** Items from a dataset **
########################################

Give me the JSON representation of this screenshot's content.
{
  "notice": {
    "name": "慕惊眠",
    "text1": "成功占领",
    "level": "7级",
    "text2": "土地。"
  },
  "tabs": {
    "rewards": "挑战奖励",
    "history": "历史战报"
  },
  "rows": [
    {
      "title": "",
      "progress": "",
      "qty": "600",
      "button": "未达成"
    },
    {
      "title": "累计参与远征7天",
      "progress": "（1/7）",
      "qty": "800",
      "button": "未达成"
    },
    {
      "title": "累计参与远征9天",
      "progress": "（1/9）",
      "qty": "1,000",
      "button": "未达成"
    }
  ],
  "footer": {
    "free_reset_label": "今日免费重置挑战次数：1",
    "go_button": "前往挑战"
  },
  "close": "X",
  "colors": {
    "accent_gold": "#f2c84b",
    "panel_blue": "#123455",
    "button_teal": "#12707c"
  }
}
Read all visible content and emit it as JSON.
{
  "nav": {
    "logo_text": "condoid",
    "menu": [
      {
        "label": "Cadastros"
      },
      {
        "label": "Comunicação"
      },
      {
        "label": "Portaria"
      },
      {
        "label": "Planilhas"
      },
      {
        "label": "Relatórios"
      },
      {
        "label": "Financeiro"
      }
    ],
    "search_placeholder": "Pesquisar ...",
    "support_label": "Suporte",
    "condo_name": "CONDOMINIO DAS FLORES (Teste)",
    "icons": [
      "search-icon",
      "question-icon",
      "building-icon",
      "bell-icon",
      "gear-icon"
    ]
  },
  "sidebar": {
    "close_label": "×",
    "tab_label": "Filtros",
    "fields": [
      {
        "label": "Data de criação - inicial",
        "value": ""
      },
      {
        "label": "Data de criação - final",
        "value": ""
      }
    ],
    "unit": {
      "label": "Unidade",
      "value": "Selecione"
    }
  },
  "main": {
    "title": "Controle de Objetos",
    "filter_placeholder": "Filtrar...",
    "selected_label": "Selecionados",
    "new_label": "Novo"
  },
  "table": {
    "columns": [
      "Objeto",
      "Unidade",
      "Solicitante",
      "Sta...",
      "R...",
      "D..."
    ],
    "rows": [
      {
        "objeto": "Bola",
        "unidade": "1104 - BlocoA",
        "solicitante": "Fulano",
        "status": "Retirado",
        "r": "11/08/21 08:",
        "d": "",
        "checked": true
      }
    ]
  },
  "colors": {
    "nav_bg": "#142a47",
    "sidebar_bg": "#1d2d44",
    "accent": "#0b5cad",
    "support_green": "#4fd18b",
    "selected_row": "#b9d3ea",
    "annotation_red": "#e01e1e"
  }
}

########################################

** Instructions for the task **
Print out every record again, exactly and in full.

** Task response **
Give me the JSON representation of this screenshot's content.
{
  "notice": {
    "name": "慕惊眠",
    "text1": "成功占领",
    "level": "7级",
    "text2": "土地。"
  },
  "tabs": {
    "rewards": "挑战奖励",
    "history": "历史战报"
  },
  "rows": [
    {
      "title": "",
      "progress": "",
      "qty": "600",
      "button": "未达成"
    },
    {
      "title": "累计参与远征7天",
      "progress": "（1/7）",
      "qty": "800",
      "button": "未达成"
    },
    {
      "title": "累计参与远征9天",
      "progress": "（1/9）",
      "qty": "1,000",
      "button": "未达成"
    }
  ],
  "footer": {
    "free_reset_label": "今日免费重置挑战次数：1",
    "go_button": "前往挑战"
  },
  "close": "X",
  "colors": {
    "accent_gold": "#f2c84b",
    "panel_blue": "#123455",
    "button_teal": "#12707c"
  }
}
Read all visible content and emit it as JSON.
{
  "nav": {
    "logo_text": "condoid",
    "menu": [
      {
        "label": "Cadastros"
      },
      {
        "label": "Comunicação"
      },
      {
        "label": "Portaria"
      },
      {
        "label": "Planilhas"
      },
      {
        "label": "Relatórios"
      },
      {
        "label": "Financeiro"
      }
    ],
    "search_placeholder": "Pesquisar ...",
    "support_label": "Suporte",
    "condo_name": "CONDOMINIO DAS FLORES (Teste)",
    "icons": [
      "search-icon",
      "question-icon",
      "building-icon",
      "bell-icon",
      "gear-icon"
    ]
  },
  "sidebar": {
    "close_label": "×",
    "tab_label": "Filtros",
    "fields": [
      {
        "label": "Data de criação - inicial",
        "value": ""
      },
      {
        "label": "Data de criação - final",
        "value": ""
      }
    ],
    "unit": {
      "label": "Unidade",
      "value": "Selecione"
    }
  },
  "main": {
    "title": "Controle de Objetos",
    "filter_placeholder": "Filtrar...",
    "selected_label": "Selecionados",
    "new_label": "Novo"
  },
  "table": {
    "columns": [
      "Objeto",
      "Unidade",
      "Solicitante",
      "Sta...",
      "R...",
      "D..."
    ],
    "rows": [
      {
        "objeto": "Bola",
        "unidade": "1104 - BlocoA",
        "solicitante": "Fulano",
        "status": "Retirado",
        "r": "11/08/21 08:",
        "d": "",
        "checked": true
      }
    ]
  },
  "colors": {
    "nav_bg": "#142a47",
    "sidebar_bg": "#1d2d44",
    "accent": "#0b5cad",
    "support_green": "#4fd18b",
    "selected_row": "#b9d3ea",
    "annotation_red": "#e01e1e"
  }
}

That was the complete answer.